▶ What you will do: Repeat the data that follows in full. Do not include the pictures.

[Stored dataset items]
----
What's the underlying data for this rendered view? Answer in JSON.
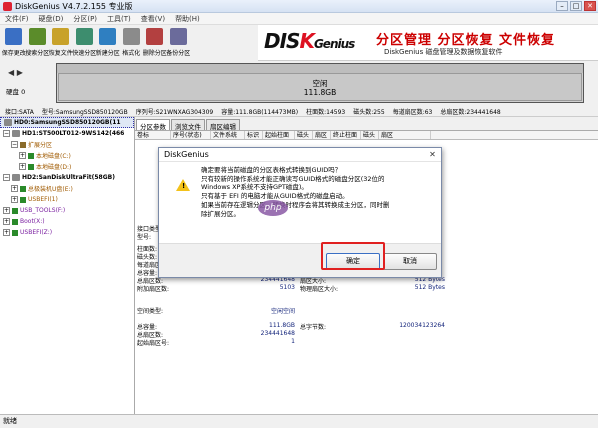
{
  "window": {
    "title": "DiskGenius V4.7.2.155 专业版"
  },
  "menu": [
    "文件(F)",
    "硬盘(D)",
    "分区(P)",
    "工具(T)",
    "查看(V)",
    "帮助(H)"
  ],
  "toolbar": [
    {
      "label": "保存更改",
      "icon": "save-icon",
      "color": "#3a6fc4"
    },
    {
      "label": "搜索分区",
      "icon": "search-partition-icon",
      "color": "#5b8c2a"
    },
    {
      "label": "恢复文件",
      "icon": "recover-file-icon",
      "color": "#c8a22a"
    },
    {
      "label": "快速分区",
      "icon": "quick-partition-icon",
      "color": "#3d8d6e"
    },
    {
      "label": "新建分区",
      "icon": "new-partition-icon",
      "color": "#2f7fc1"
    },
    {
      "label": "格式化",
      "icon": "format-icon",
      "color": "#8b8b8b"
    },
    {
      "label": "删除分区",
      "icon": "delete-partition-icon",
      "color": "#b34040"
    },
    {
      "label": "备份分区",
      "icon": "backup-partition-icon",
      "color": "#6b6b9b"
    }
  ],
  "banner": {
    "logo": "DISKGenius",
    "slogan": "分区管理 分区恢复 文件恢复",
    "sub": "DiskGenius 磁盘管理及数据恢复软件"
  },
  "diskmap": {
    "disk_label": "硬盘 0",
    "partition_name": "空闲",
    "partition_size": "111.8GB"
  },
  "infoline": [
    "接口:SATA",
    "型号:SamsungSSD850120GB",
    "序列号:S21WNXAG304309",
    "容量:111.8GB(114473MB)",
    "柱面数:14593",
    "磁头数:255",
    "每道扇区数:63",
    "总扇区数:234441648"
  ],
  "tree": [
    {
      "text": "HD0:SamsungSSD850120GB(11",
      "level": 0,
      "exp": "",
      "kind": "disk",
      "selected": true
    },
    {
      "text": "HD1:ST500LT012-9WS142(466",
      "level": 0,
      "exp": "−",
      "kind": "disk"
    },
    {
      "text": "扩展分区",
      "level": 1,
      "exp": "−",
      "kind": "ext"
    },
    {
      "text": "本地磁盘(C:)",
      "level": 2,
      "exp": "+",
      "kind": "vol"
    },
    {
      "text": "本地磁盘(D:)",
      "level": 2,
      "exp": "+",
      "kind": "vol"
    },
    {
      "text": "HD2:SanDiskUltraFit(58GB)",
      "level": 0,
      "exp": "−",
      "kind": "disk"
    },
    {
      "text": "总极装机U盘(E:)",
      "level": 1,
      "exp": "+",
      "kind": "vol"
    },
    {
      "text": "USBEFI(1)",
      "level": 1,
      "exp": "+",
      "kind": "vol"
    },
    {
      "text": "USB_TOOLS(F:)",
      "level": 0,
      "exp": "+",
      "kind": "vol"
    },
    {
      "text": "Boot(X:)",
      "level": 0,
      "exp": "+",
      "kind": "vol"
    },
    {
      "text": "USBEFI(Z:)",
      "level": 0,
      "exp": "+",
      "kind": "vol"
    }
  ],
  "tabs": [
    "分区参数",
    "浏览文件",
    "扇区编辑"
  ],
  "columns": [
    "卷标",
    "序号(状态)",
    "文件系统",
    "标识",
    "起始柱面",
    "磁头",
    "扇区",
    "终止柱面",
    "磁头",
    "扇区"
  ],
  "details": {
    "row1": {
      "k": "接口类型:",
      "v": ""
    },
    "row2": {
      "k": "型号:",
      "v": ""
    },
    "cyl": {
      "k": "柱面数:",
      "v": ""
    },
    "heads": {
      "k": "磁头数:",
      "v": ""
    },
    "spt": {
      "k": "每道扇区:",
      "v": ""
    },
    "cap": {
      "k": "总容量:",
      "v": ""
    },
    "total_sectors": {
      "k": "总扇区数:",
      "v": "234441648"
    },
    "extra_sectors": {
      "k": "附加扇区数:",
      "v": "5103"
    },
    "sector_size": {
      "k": "扇区大小:",
      "v": "512 Bytes"
    },
    "phys_sector": {
      "k": "物理扇区大小:",
      "v": "512 Bytes"
    },
    "free_type": {
      "k": "空间类型:",
      "v": "空闲空间"
    },
    "free_cap": {
      "k": "总容量:",
      "v": "111.8GB"
    },
    "free_sectors": {
      "k": "总扇区数:",
      "v": "234441648"
    },
    "start_sector": {
      "k": "起始扇区号:",
      "v": "1"
    },
    "total_bytes": {
      "k": "总字节数:",
      "v": "120034123264"
    }
  },
  "status": "就绪",
  "dialog": {
    "title": "DiskGenius",
    "message": [
      "确定要将当前磁盘的分区表格式转换到GUID吗？",
      "只有较新的操作系统才能正确读写GUID格式的磁盘分区(32位的",
      "Windows XP系统不支持GPT磁盘)。",
      "只有基于 EFI 的电脑才能从GUID格式的磁盘启动。",
      "如果当前存在逻辑分区，转换时程序会将其转换成主分区，同时删",
      "除扩展分区。"
    ],
    "ok": "确定",
    "cancel": "取消"
  },
  "watermark": "php"
}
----
▶ Task answer:
What's the underlying data for this rendered view? Answer in JSON.
{
  "window": {
    "title": "DiskGenius V4.7.2.155 专业版"
  },
  "menu": [
    "文件(F)",
    "硬盘(D)",
    "分区(P)",
    "工具(T)",
    "查看(V)",
    "帮助(H)"
  ],
  "toolbar": [
    {
      "label": "保存更改",
      "icon": "save-icon",
      "color": "#3a6fc4"
    },
    {
      "label": "搜索分区",
      "icon": "search-partition-icon",
      "color": "#5b8c2a"
    },
    {
      "label": "恢复文件",
      "icon": "recover-file-icon",
      "color": "#c8a22a"
    },
    {
      "label": "快速分区",
      "icon": "quick-partition-icon",
      "color": "#3d8d6e"
    },
    {
      "label": "新建分区",
      "icon": "new-partition-icon",
      "color": "#2f7fc1"
    },
    {
      "label": "格式化",
      "icon": "format-icon",
      "color": "#8b8b8b"
    },
    {
      "label": "删除分区",
      "icon": "delete-partition-icon",
      "color": "#b34040"
    },
    {
      "label": "备份分区",
      "icon": "backup-partition-icon",
      "color": "#6b6b9b"
    }
  ],
  "banner": {
    "logo": "DISKGenius",
    "slogan": "分区管理 分区恢复 文件恢复",
    "sub": "DiskGenius 磁盘管理及数据恢复软件"
  },
  "diskmap": {
    "disk_label": "硬盘 0",
    "partition_name": "空闲",
    "partition_size": "111.8GB"
  },
  "infoline": [
    "接口:SATA",
    "型号:SamsungSSD850120GB",
    "序列号:S21WNXAG304309",
    "容量:111.8GB(114473MB)",
    "柱面数:14593",
    "磁头数:255",
    "每道扇区数:63",
    "总扇区数:234441648"
  ],
  "tree": [
    {
      "text": "HD0:SamsungSSD850120GB(11",
      "level": 0,
      "exp": "",
      "kind": "disk",
      "selected": true
    },
    {
      "text": "HD1:ST500LT012-9WS142(466",
      "level": 0,
      "exp": "−",
      "kind": "disk"
    },
    {
      "text": "扩展分区",
      "level": 1,
      "exp": "−",
      "kind": "ext"
    },
    {
      "text": "本地磁盘(C:)",
      "level": 2,
      "exp": "+",
      "kind": "vol"
    },
    {
      "text": "本地磁盘(D:)",
      "level": 2,
      "exp": "+",
      "kind": "vol"
    },
    {
      "text": "HD2:SanDiskUltraFit(58GB)",
      "level": 0,
      "exp": "−",
      "kind": "disk"
    },
    {
      "text": "总极装机U盘(E:)",
      "level": 1,
      "exp": "+",
      "kind": "vol"
    },
    {
      "text": "USBEFI(1)",
      "level": 1,
      "exp": "+",
      "kind": "vol"
    },
    {
      "text": "USB_TOOLS(F:)",
      "level": 0,
      "exp": "+",
      "kind": "vol"
    },
    {
      "text": "Boot(X:)",
      "level": 0,
      "exp": "+",
      "kind": "vol"
    },
    {
      "text": "USBEFI(Z:)",
      "level": 0,
      "exp": "+",
      "kind": "vol"
    }
  ],
  "tabs": [
    "分区参数",
    "浏览文件",
    "扇区编辑"
  ],
  "columns": [
    "卷标",
    "序号(状态)",
    "文件系统",
    "标识",
    "起始柱面",
    "磁头",
    "扇区",
    "终止柱面",
    "磁头",
    "扇区"
  ],
  "details": {
    "row1": {
      "k": "接口类型:",
      "v": ""
    },
    "row2": {
      "k": "型号:",
      "v": ""
    },
    "cyl": {
      "k": "柱面数:",
      "v": ""
    },
    "heads": {
      "k": "磁头数:",
      "v": ""
    },
    "spt": {
      "k": "每道扇区:",
      "v": ""
    },
    "cap": {
      "k": "总容量:",
      "v": ""
    },
    "total_sectors": {
      "k": "总扇区数:",
      "v": "234441648"
    },
    "extra_sectors": {
      "k": "附加扇区数:",
      "v": "5103"
    },
    "sector_size": {
      "k": "扇区大小:",
      "v": "512 Bytes"
    },
    "phys_sector": {
      "k": "物理扇区大小:",
      "v": "512 Bytes"
    },
    "free_type": {
      "k": "空间类型:",
      "v": "空闲空间"
    },
    "free_cap": {
      "k": "总容量:",
      "v": "111.8GB"
    },
    "free_sectors": {
      "k": "总扇区数:",
      "v": "234441648"
    },
    "start_sector": {
      "k": "起始扇区号:",
      "v": "1"
    },
    "total_bytes": {
      "k": "总字节数:",
      "v": "120034123264"
    }
  },
  "status": "就绪",
  "dialog": {
    "title": "DiskGenius",
    "message": [
      "确定要将当前磁盘的分区表格式转换到GUID吗？",
      "只有较新的操作系统才能正确读写GUID格式的磁盘分区(32位的",
      "Windows XP系统不支持GPT磁盘)。",
      "只有基于 EFI 的电脑才能从GUID格式的磁盘启动。",
      "如果当前存在逻辑分区，转换时程序会将其转换成主分区，同时删",
      "除扩展分区。"
    ],
    "ok": "确定",
    "cancel": "取消"
  },
  "watermark": "php"
}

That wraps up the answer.